▶ [What is required]: The answer must be every line from the entries below that contains "센터에서".

Material for this exercise START

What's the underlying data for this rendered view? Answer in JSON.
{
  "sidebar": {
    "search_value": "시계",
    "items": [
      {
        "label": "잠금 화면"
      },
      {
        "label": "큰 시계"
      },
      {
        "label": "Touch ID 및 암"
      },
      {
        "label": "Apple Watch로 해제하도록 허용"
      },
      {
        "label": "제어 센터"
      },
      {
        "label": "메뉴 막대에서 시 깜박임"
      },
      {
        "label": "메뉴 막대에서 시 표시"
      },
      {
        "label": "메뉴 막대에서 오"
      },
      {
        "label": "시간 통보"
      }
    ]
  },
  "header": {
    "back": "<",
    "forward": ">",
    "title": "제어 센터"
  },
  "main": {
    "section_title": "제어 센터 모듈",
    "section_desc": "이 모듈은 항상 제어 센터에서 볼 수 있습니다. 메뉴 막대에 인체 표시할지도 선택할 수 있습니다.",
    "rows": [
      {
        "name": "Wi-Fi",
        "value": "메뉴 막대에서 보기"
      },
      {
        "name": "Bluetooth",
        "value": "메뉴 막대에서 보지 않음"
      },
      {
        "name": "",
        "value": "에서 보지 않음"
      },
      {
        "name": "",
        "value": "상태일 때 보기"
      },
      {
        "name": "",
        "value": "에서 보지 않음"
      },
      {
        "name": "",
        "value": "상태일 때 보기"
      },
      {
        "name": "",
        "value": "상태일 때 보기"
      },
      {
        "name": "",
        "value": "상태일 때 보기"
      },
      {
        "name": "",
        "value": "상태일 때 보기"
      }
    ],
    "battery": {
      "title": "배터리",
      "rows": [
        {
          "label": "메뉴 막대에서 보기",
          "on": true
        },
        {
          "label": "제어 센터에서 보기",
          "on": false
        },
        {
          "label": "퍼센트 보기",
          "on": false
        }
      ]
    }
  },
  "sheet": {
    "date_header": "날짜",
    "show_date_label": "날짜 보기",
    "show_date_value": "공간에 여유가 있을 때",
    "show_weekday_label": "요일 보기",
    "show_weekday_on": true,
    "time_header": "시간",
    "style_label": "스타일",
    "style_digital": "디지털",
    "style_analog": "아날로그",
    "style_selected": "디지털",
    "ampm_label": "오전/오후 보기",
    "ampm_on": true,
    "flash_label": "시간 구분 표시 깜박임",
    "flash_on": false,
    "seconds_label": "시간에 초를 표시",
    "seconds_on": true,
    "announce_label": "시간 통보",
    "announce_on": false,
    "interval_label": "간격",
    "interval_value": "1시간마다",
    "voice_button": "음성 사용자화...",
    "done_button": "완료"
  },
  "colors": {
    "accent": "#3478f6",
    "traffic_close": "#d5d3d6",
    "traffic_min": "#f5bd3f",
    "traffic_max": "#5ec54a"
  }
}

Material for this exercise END

▶ [Answer to the problem]:
    "section_desc": "이 모듈은 항상 제어 센터에서 볼 수 있습니다. 메뉴 막대에 인체 표시할지도 선택할 수 있습니다.",
          "label": "제어 센터에서 보기",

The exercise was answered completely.